Task statement:
Of the lines below, copy those that hold the word "desc".

Information shown:
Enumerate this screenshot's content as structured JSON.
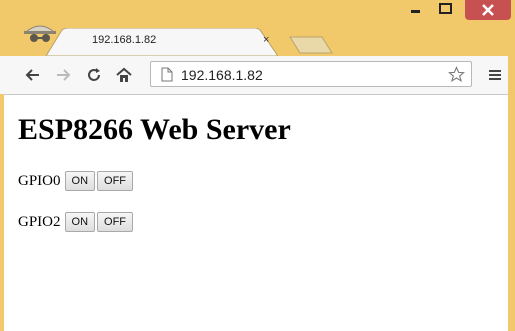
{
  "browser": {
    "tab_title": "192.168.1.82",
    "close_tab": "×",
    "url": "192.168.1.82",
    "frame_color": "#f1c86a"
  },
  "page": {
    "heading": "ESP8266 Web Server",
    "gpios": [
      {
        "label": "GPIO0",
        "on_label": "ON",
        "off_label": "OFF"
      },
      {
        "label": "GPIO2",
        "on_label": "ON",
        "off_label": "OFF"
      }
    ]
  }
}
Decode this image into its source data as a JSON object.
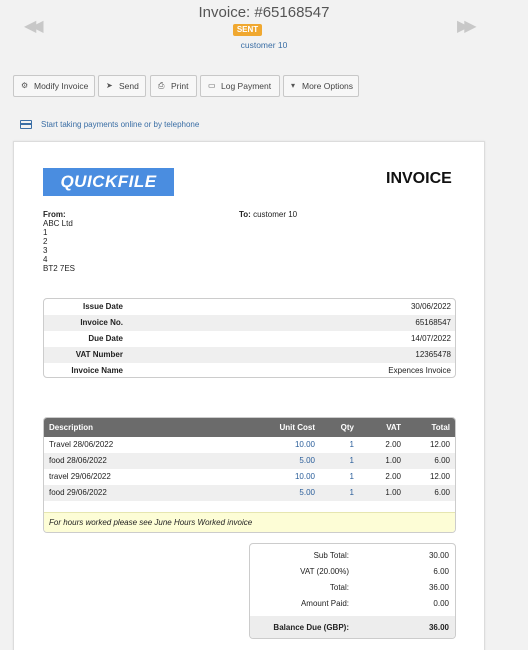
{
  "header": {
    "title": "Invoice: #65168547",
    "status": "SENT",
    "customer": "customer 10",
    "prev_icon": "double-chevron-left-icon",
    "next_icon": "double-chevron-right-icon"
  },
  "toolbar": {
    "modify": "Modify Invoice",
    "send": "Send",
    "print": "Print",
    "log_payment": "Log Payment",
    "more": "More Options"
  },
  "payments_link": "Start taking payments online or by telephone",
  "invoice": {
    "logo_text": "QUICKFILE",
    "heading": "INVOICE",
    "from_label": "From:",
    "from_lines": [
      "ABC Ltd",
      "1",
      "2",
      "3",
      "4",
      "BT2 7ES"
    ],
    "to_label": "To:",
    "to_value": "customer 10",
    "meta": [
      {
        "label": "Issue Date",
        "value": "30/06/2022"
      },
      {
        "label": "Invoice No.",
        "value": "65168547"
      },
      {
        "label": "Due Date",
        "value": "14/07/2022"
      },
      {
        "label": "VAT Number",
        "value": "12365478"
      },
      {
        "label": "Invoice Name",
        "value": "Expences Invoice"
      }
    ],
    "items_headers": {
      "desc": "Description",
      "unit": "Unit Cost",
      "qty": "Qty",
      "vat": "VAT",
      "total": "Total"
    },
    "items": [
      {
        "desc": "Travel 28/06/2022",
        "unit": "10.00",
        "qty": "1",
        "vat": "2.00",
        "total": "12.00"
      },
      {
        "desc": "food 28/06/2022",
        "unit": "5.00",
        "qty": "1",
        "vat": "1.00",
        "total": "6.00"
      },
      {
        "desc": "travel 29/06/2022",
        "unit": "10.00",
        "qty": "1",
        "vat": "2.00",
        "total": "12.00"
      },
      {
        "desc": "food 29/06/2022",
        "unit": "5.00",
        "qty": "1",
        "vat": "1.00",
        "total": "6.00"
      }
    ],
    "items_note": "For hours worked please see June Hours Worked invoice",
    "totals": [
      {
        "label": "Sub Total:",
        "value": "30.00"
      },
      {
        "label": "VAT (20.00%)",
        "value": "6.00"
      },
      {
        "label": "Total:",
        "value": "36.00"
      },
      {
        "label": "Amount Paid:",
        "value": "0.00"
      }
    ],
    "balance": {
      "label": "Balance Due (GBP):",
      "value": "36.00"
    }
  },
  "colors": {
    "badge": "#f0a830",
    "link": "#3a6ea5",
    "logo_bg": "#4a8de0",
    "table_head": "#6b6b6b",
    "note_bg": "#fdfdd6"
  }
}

Written solution:
      "desc": "Description",
        "desc": "Travel 28/06/2022",
        "desc": "food 28/06/2022",
        "desc": "travel 29/06/2022",
        "desc": "food 29/06/2022",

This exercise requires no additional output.